What the Heck is a “Phablet” and Why Should You Care?

what-is-a-phabletAccording a recent article in Time Magazine, tablet sales fell in the first quarter of 2014 for the first time since the market started heating up. There are several potential reasons for this slowdown.

The first and most obvious of these is that virtually everyone who wants a tablet already has one and that the market is just growing over-saturated at this point. While smartphones have been able to thrive and keep selling thanks to a two-year mobile carrier contract system, which seems to urge buyers to replace their phones every other year, tablets do not have a similar structure in place. More along the lines of laptops than smartphones, it is reasonable to expect that users are simply holding onto their tablets for longer than they do their phones, which in turn means fewer repeat buyers every year or two, and lower sales figures.

The Birth of the Phablet

A second potential reason for falling tablet sales figures, and the one discussed by tech writer Jack Linshi in the aforementioned Time article, is that large smartphones, or “phablets” (phone-tablet hybrids) are eating away at the tablet market share. For years, tech companies like Apple and Samsung have been able to get their customers to believe that they need both a smartphone and tablet. Phones are smaller, more compact, and more convenient, perfect for communication, on-the-fly web browsing, or simplistic games. Tablets, meanwhile, are larger and more powerful, and are, therefore, the better option for users looking to replace their laptops or desktops with a mobile device. For word processing, e-book reading, video streaming, or CPU-demanding apps, tablets have been preferable to smartphones.

Since both smartphones and tablets have, thus far, boasted different features and uses, tech companies have been able to essentially “double dip” with their customers. It is not uncommon to see someone toting around both an iPad and an iPhone for example. However, a new trend in smartphone development toward larger, more tablet-like devices, could stand to bring about the marginalization of one side of the market or the other. Since smartphones are still more ubiquitous than tablets, the tablet is the most-likely loser in this scenario.

What You Should Know

So why is the “death” of the tablet important, and what does it mean for you? On one hand, the blending of phones and tablets into phablets is great news for customers, who will likely end up getting more bang for their buck. Instead of owning both a tablet and smartphone, a consumer can feasibly just buy a larger smartphone that serves the core purposes of both. It will still be great for the on-the-go communications and diversions that modern smartphones support, but it will also be big enough to watch movies and read books, and powerful enough to run demanding apps.

The only potential issue with the growing phablet trend is that it could backfire on tech companies like Apple, whose next iPhone is rumored to be significantly larger than ever before. Like any other iPhone, the iPhone 6 will undoubtedly sell well. However, if it starts eating away at the iPad or iPad Mini market, then Apple could respond by raising the prices on its phones, or even eventually going back to the smaller designs of the current and past iPhone models.

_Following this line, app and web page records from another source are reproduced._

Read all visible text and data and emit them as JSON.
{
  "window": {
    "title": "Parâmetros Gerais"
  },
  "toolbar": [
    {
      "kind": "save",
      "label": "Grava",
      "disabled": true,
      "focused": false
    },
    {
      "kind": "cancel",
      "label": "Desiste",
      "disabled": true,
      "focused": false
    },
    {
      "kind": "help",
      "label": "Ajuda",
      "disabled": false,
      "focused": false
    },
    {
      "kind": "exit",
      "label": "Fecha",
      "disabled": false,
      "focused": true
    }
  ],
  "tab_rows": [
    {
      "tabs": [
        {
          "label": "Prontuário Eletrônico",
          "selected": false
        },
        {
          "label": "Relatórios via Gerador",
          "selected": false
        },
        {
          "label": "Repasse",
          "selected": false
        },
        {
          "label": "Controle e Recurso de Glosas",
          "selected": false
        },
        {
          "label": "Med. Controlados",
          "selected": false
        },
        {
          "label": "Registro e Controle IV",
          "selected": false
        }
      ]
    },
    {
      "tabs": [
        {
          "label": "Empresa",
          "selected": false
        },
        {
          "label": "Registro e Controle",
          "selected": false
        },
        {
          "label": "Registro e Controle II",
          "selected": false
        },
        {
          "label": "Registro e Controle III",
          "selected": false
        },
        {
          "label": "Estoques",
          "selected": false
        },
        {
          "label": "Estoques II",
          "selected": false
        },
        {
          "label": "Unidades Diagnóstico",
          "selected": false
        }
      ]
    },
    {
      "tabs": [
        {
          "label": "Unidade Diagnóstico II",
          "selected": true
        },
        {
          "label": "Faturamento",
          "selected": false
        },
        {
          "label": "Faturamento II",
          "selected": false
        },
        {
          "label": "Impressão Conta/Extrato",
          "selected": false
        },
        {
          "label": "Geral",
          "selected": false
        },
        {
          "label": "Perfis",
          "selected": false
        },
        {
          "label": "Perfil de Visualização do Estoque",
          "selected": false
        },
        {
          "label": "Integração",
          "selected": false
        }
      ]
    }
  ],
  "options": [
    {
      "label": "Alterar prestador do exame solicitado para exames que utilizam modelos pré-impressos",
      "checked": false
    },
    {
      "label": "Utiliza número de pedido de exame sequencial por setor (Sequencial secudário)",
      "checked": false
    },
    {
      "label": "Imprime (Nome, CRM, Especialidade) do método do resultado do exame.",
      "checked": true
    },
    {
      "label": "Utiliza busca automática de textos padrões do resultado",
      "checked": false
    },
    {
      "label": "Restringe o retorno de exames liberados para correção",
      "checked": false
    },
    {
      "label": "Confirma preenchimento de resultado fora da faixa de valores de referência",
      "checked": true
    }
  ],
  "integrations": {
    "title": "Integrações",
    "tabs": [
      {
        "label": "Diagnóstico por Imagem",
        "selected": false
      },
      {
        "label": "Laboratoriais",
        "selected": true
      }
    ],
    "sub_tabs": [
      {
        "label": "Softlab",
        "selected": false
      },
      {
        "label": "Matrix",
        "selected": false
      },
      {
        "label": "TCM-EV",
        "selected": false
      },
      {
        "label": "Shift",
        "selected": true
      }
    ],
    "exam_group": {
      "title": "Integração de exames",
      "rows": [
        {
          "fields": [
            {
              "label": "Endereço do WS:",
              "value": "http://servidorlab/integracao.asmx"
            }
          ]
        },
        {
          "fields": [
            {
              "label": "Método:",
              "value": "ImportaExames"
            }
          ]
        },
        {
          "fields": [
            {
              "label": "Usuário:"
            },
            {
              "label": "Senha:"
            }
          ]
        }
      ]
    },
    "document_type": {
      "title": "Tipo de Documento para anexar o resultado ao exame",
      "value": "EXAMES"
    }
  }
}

Either way, one thing is for sure: consumers are in for a ride over the next year or two, as companies figure out how to balance their smartphone and tablet offerings. Here’s hoping that the end result, whatever it is, is good news for customers.